Herz, D. M., Meder, D., Camilleri, J. A., Eickhoff, S. B., & Siebner, H. R. (2021). Brain Motor Network Changes in Parkinson’s Disease: Evidence from Meta-Analytic Modeling. Movement Disorders, 36(5), 1180-1190.

Haagensen, B.N., Herz, D.M., Meder, D., Madsen, K.H., Løkkegaard, A., Siebner, H.R. (2020) “Linking Brain Activity during Sequential Gambling to Impulse Control in Parkinson’s Disease” NeuroImage: Clinical 27: 102330.

Lohse, A., Meder, D., Nielsen, S., Lund, A.E., Herz, D.M., Løkkegaard, A., Siebner, H.R. (2020) ”Low-frequency transcranial stimulation of pre-supplementary motor area alleviates levodopa-induced dyskinesia in Parkinson’s disease: a randomised cross-over trial” Brain Communications, 2(2), fcaa147.

Siebner, H. R., Meder, D., & Herz, D. M. (2020). FMRI in Parkinson’s Disease. In S. Ulmer & O. Jansen (Eds.), FMRI: Basics and Clinical Applications (pp. 417–431). Springer International Publishing.

Betts, M.J., …, Meder, D., …, Hämmerer, D. (2019) “Locus coeruleus imaging as a biomarker for noradrenergic dysfunction in neurodegenerative diseases.” Brain, 142(9), 2258-2571.

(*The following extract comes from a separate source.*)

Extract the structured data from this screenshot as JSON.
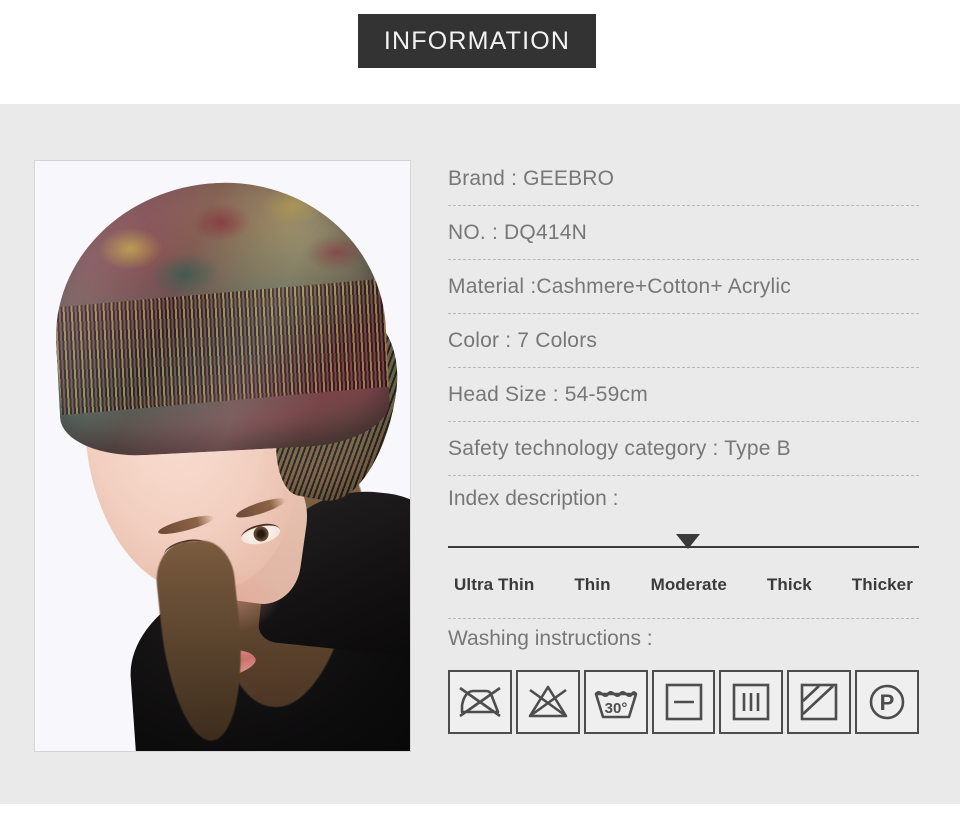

Meder, D., Herz, D.M., Rowe, J.B., Lehéricy, S., Siebner, H.R. (2019) “The role of dopamine in the brain - lessons learned from Parkinson's disease” Neuroimage, 190, 79-93.

Irmen, F., Horn, A., Meder, D., Neumann, W.-J., Plettig, P., Schneider, G.-H., Siebner, H.R., Kühn, A.A. (2019) “Sensorimotor subthalamic stimulation restores risk-reward trade-off during sequential gambling in Parkinson’s diseases” Movement Disorders, 34(3), 366-376.

Meder, D. & Siebner, H.R. (2018) “Spectral signatures of neurodegenerative diseases: how to decipher them?” Brain, 8(141), 2241-2244.

Meder, D., Kolling, N., Verhagen, L., Wittmann, M.K., Scholl, J., Madsen, K.H., Hulme, O.J., Behrens, T.E.J. & Rushworth, M.F.S. (2017) “Simultaneous Representation of a Spectrum of Dynamically Changing Value Estimates during Decision Making.” Nature Communications, 8(11), 942.

Hjordt, L.V., Stenbæk, D.S., Madsen, K.S., Mc Mahon, B., Jensen, C.G., Vestergaard, M., Hageman, I., Meder, D., Hasselbalch, S.G. & Knudsen. G.M. (2017) “State-Dependent Alterations in Inhibitory Control and Emotional Face Identification in Seasonal Affective Disorder.” Journal of Abnormal Psychology, 126(3), 291–300.

Meder, D., Haagensen, B.N., Hulme, O., Morville, T., Gelskov, S., Herz, D. M., Diomsina, B., Madsen, K.H., Siebner, H.R. (2016). Tuning the Brake while Raising the Stake: Network Dynamics during Sequential Decision-Making. Journal of Neuroscience, 136, 5417-5426.

Meder, D., Madsen, K. H., Hulme, O., Siebner, H. R. (2016). Chasing probabilities — Signaling negative and positive prediction errors across domains. Neuroimage, 134, 180-191.

Malá, H., Andersen, L.G., Christensen, R.F., Felbinger, A., Hagstrøm, J., Meder, D., Mogensen, J. (2015). Prefrontal cortex and hippocampus in behavioural flexibility and posttraumatic functional recovery: Reversal learning and set-shifting in rats. Brain Research Bulletin, 116, 34–44.